ENTRIES SHOWN:
"""

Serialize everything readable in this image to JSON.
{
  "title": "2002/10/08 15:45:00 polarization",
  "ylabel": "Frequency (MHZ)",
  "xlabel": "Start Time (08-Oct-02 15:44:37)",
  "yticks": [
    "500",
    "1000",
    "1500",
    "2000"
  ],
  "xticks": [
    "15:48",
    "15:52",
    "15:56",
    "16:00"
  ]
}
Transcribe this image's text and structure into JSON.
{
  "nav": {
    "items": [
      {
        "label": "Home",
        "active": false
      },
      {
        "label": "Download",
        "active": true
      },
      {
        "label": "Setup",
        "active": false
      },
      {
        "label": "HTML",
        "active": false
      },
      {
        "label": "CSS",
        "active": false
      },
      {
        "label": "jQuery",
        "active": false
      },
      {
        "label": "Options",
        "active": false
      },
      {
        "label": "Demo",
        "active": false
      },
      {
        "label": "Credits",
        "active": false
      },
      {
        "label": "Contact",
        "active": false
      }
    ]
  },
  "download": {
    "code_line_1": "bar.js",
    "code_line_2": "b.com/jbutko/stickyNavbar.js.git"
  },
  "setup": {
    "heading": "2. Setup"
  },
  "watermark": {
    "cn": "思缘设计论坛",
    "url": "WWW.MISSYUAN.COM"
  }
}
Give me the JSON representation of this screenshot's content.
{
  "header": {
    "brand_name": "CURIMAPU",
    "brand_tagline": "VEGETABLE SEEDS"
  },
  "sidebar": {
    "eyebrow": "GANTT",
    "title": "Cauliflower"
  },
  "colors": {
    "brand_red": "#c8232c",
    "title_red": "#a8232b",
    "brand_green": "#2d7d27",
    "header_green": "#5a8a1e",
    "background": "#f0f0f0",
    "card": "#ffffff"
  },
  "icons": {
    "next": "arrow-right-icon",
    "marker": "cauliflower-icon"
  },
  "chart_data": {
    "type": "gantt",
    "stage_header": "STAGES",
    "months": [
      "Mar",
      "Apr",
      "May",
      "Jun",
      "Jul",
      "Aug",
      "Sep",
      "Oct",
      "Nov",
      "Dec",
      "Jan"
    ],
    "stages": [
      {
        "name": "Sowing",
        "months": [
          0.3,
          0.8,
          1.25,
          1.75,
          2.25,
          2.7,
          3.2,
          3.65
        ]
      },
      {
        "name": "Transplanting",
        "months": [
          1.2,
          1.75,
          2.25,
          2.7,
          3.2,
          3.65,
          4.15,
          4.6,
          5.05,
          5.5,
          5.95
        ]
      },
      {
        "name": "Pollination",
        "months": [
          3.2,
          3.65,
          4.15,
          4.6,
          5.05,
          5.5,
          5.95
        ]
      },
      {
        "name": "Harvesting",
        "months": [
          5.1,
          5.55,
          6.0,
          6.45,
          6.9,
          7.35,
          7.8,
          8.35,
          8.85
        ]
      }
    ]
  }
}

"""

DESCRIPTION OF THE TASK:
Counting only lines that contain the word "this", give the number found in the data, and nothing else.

SOLVED EXERCISE:
3